Rasmus Kupari, Team Finland
Of all the Kings' prospects taking part in this year's World Juniors, none carried a higher pedigree than Rasmus Kupari, whom the Kings drafted 20th overall in the first round of last year's draft.
The Finnish have used Kupari as the team's first line center, playing alongside Aleksi Heponiemi and Eeli Tolvanen to form one of the best lines on paper in the entire tournament.
The points have been hard to come by for Kupari, who one might argue has been among the most snake bitten players in the tournament.
Kupari's 14 shots put him in a tie for 10th in the tournament, but he's only the one assist to show for it. A player like Kupari, in a tournament like this, should be converting on a far higher number of his opportunities than he has been thus far.
Depending on how many games Kupari's Finnish team play in the elimination rounds, I'd expect his production to rebound in a big way. It's worth noting that Heponiemi and Tolvanen have only combined for three points too so this has all the hallmarks of just an abnormally low percentage of shots going in the net with that line on the ice.
Mikey Anderson, Team USA
It says a lot about Mikey Anderson's quality as a person and character in the dressing room that the Americans named him team captain in spite of this being Anderson's first appearance in the World Juniors. Most of the scouts I've spoken to during my time in Vancouver covering the tournament overwhelmingly supported the decision, too. There's no questioning Anderson's merits as a leader.
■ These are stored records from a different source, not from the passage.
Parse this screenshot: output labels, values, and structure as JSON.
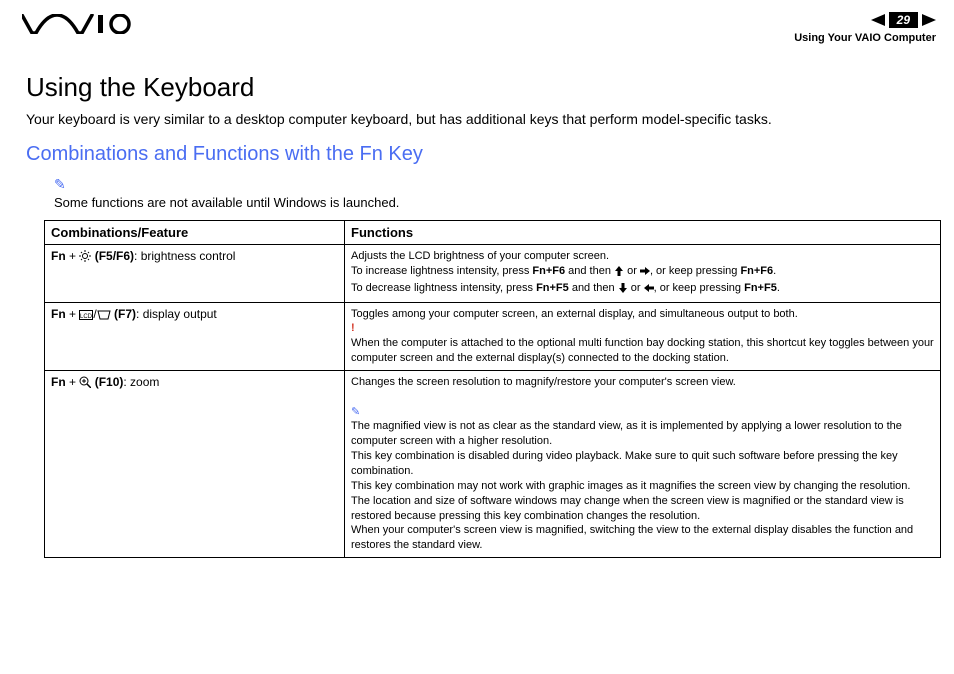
{
  "header": {
    "page_number": "29",
    "section": "Using Your VAIO Computer"
  },
  "title": "Using the Keyboard",
  "intro": "Your keyboard is very similar to a desktop computer keyboard, but has additional keys that perform model-specific tasks.",
  "subtitle": "Combinations and Functions with the Fn Key",
  "top_note": "Some functions are not available until Windows is launched.",
  "table": {
    "head": {
      "col1": "Combinations/Feature",
      "col2": "Functions"
    },
    "rows": [
      {
        "combo_prefix": "Fn",
        "combo_keys": "(F5/F6)",
        "combo_suffix": ": brightness control",
        "func": {
          "line1": "Adjusts the LCD brightness of your computer screen.",
          "inc_a": "To increase lightness intensity, press ",
          "inc_b": "Fn+F6",
          "inc_c": " and then ",
          "inc_d": " or ",
          "inc_e": ", or keep pressing ",
          "inc_f": "Fn+F6",
          "dec_a": "To decrease lightness intensity, press ",
          "dec_b": "Fn+F5",
          "dec_c": " and then ",
          "dec_d": " or ",
          "dec_e": ", or keep pressing ",
          "dec_f": "Fn+F5",
          "period": "."
        }
      },
      {
        "combo_prefix": "Fn",
        "combo_keys": "(F7)",
        "combo_suffix": ": display output",
        "func": {
          "line1": "Toggles among your computer screen, an external display, and simultaneous output to both.",
          "excl": "!",
          "warn": "When the computer is attached to the optional multi function bay docking station, this shortcut key toggles between your computer screen and the external display(s) connected to the docking station."
        }
      },
      {
        "combo_prefix": "Fn",
        "combo_keys": "(F10)",
        "combo_suffix": ": zoom",
        "func": {
          "line1": "Changes the screen resolution to magnify/restore your computer's screen view.",
          "p1": "The magnified view is not as clear as the standard view, as it is implemented by applying a lower resolution to the computer screen with a higher resolution.",
          "p2": "This key combination is disabled during video playback. Make sure to quit such software before pressing the key combination.",
          "p3": "This key combination may not work with graphic images as it magnifies the screen view by changing the resolution.",
          "p4": "The location and size of software windows may change when the screen view is magnified or the standard view is restored because pressing this key combination changes the resolution.",
          "p5": "When your computer's screen view is magnified, switching the view to the external display disables the function and restores the standard view."
        }
      }
    ]
  }
}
The Americans have been able to get as much if not more out of Anderson on the ice as they're surely getting in the room. Anderson chipped in with three points (2-1=3) through the round robin portion of the tournament.
The most recent goal helped spur the Americans to come back from a 4-0 deficit to Sweden on December 29 and force overtime - the Swedes did eventually win that game in the extra frame.
While Anderson's offense is surely appreciated by the Americans, it's his sound defensive play that's the hallmark of his game. Anderson has led Team USA in ice-time frequently and has earned a plus-three to date in the tournament.
Johan Sodergran, Team Sweden
This year's iteration of the Swedish roster entered the tournament with a lot of question marks for their forwards' corps. The opportunity existed for Sodergran, a Kings' sixth round draft pick in 2018, to emerge as one of the team's leaders up front.
Instead, Sodergran has played mostly near the bottom of the Swedish lineup. This is hardly something driven by his level of play so much as circumstance. Players like Emil Bemstrom have exploded offensively and the late addition of Isac Lundestrom doesn't help Sodergran's case either. To make matters worse, Sodergran is one of many Swedes that missed their last round robin game with the flu.
Here's hoping for a speedy recovery on the part of Sodergran and a return to the Swedish roster in time to make an impact in the elimination games.